[Data supplied]:
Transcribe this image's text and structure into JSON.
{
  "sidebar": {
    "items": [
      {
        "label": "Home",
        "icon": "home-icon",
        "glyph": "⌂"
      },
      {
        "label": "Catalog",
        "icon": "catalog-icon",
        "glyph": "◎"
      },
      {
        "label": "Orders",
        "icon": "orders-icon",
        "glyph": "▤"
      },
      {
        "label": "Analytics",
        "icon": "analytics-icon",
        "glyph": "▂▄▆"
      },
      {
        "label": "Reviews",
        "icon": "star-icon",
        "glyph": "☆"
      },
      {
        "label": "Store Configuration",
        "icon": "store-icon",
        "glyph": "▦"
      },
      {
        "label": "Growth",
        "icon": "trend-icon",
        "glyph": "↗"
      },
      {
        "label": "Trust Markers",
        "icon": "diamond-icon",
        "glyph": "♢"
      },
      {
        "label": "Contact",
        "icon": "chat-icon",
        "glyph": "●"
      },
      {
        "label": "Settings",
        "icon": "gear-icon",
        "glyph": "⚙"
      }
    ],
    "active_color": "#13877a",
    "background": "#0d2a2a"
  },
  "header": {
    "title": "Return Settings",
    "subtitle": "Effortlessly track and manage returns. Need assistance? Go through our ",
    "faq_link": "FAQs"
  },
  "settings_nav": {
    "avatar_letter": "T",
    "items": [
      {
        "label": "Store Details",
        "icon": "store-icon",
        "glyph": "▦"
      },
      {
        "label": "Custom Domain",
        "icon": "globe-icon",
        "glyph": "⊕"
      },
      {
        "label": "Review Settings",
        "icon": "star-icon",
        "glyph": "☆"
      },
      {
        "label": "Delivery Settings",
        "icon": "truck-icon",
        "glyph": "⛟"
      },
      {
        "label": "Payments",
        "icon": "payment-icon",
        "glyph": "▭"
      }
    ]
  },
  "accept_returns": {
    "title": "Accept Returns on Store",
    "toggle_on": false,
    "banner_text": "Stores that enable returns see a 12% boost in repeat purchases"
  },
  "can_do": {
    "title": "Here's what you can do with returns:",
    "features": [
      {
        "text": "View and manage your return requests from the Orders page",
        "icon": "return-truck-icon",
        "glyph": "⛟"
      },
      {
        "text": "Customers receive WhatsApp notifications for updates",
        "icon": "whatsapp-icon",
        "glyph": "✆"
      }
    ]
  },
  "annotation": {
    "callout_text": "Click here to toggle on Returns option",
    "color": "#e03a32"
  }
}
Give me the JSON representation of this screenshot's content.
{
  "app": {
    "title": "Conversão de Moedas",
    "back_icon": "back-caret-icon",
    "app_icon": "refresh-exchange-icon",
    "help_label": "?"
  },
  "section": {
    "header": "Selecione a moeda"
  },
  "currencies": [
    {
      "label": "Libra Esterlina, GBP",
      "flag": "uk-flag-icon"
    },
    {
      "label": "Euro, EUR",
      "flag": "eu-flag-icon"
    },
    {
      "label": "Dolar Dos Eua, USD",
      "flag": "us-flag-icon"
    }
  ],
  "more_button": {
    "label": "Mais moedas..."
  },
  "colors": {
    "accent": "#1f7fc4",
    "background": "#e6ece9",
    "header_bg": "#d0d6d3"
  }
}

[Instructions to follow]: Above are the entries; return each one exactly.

[Task response]:
Transcribe this image's text and structure into JSON.
{
  "sidebar": {
    "items": [
      {
        "label": "Home",
        "icon": "home-icon",
        "glyph": "⌂"
      },
      {
        "label": "Catalog",
        "icon": "catalog-icon",
        "glyph": "◎"
      },
      {
        "label": "Orders",
        "icon": "orders-icon",
        "glyph": "▤"
      },
      {
        "label": "Analytics",
        "icon": "analytics-icon",
        "glyph": "▂▄▆"
      },
      {
        "label": "Reviews",
        "icon": "star-icon",
        "glyph": "☆"
      },
      {
        "label": "Store Configuration",
        "icon": "store-icon",
        "glyph": "▦"
      },
      {
        "label": "Growth",
        "icon": "trend-icon",
        "glyph": "↗"
      },
      {
        "label": "Trust Markers",
        "icon": "diamond-icon",
        "glyph": "♢"
      },
      {
        "label": "Contact",
        "icon": "chat-icon",
        "glyph": "●"
      },
      {
        "label": "Settings",
        "icon": "gear-icon",
        "glyph": "⚙"
      }
    ],
    "active_color": "#13877a",
    "background": "#0d2a2a"
  },
  "header": {
    "title": "Return Settings",
    "subtitle": "Effortlessly track and manage returns. Need assistance? Go through our ",
    "faq_link": "FAQs"
  },
  "settings_nav": {
    "avatar_letter": "T",
    "items": [
      {
        "label": "Store Details",
        "icon": "store-icon",
        "glyph": "▦"
      },
      {
        "label": "Custom Domain",
        "icon": "globe-icon",
        "glyph": "⊕"
      },
      {
        "label": "Review Settings",
        "icon": "star-icon",
        "glyph": "☆"
      },
      {
        "label": "Delivery Settings",
        "icon": "truck-icon",
        "glyph": "⛟"
      },
      {
        "label": "Payments",
        "icon": "payment-icon",
        "glyph": "▭"
      }
    ]
  },
  "accept_returns": {
    "title": "Accept Returns on Store",
    "toggle_on": false,
    "banner_text": "Stores that enable returns see a 12% boost in repeat purchases"
  },
  "can_do": {
    "title": "Here's what you can do with returns:",
    "features": [
      {
        "text": "View and manage your return requests from the Orders page",
        "icon": "return-truck-icon",
        "glyph": "⛟"
      },
      {
        "text": "Customers receive WhatsApp notifications for updates",
        "icon": "whatsapp-icon",
        "glyph": "✆"
      }
    ]
  },
  "annotation": {
    "callout_text": "Click here to toggle on Returns option",
    "color": "#e03a32"
  }
}
Give me the JSON representation of this screenshot's content.
{
  "app": {
    "title": "Conversão de Moedas",
    "back_icon": "back-caret-icon",
    "app_icon": "refresh-exchange-icon",
    "help_label": "?"
  },
  "section": {
    "header": "Selecione a moeda"
  },
  "currencies": [
    {
      "label": "Libra Esterlina, GBP",
      "flag": "uk-flag-icon"
    },
    {
      "label": "Euro, EUR",
      "flag": "eu-flag-icon"
    },
    {
      "label": "Dolar Dos Eua, USD",
      "flag": "us-flag-icon"
    }
  ],
  "more_button": {
    "label": "Mais moedas..."
  },
  "colors": {
    "accent": "#1f7fc4",
    "background": "#e6ece9",
    "header_bg": "#d0d6d3"
  }
}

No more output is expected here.